● Dataset entries

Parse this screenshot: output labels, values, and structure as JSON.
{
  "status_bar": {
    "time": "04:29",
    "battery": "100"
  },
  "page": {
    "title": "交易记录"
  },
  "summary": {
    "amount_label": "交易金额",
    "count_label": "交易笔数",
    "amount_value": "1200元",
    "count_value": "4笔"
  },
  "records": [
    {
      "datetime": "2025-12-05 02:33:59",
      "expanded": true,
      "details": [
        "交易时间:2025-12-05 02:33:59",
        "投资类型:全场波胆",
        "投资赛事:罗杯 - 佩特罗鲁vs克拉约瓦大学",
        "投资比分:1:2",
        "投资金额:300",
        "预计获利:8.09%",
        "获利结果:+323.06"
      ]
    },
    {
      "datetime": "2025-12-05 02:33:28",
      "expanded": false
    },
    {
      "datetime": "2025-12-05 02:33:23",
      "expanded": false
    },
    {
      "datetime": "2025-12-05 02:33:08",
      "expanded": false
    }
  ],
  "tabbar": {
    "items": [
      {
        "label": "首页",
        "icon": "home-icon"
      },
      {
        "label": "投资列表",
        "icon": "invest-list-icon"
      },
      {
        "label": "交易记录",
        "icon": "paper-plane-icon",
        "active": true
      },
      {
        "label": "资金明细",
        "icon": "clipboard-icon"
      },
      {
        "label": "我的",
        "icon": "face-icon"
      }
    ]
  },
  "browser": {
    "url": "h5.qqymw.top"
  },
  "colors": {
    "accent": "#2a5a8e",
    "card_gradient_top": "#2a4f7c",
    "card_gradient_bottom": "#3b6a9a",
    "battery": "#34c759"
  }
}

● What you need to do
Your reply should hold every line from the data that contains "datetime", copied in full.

● Answer section
      "datetime": "2025-12-05 02:33:59",
      "datetime": "2025-12-05 02:33:28",
      "datetime": "2025-12-05 02:33:23",
      "datetime": "2025-12-05 02:33:08",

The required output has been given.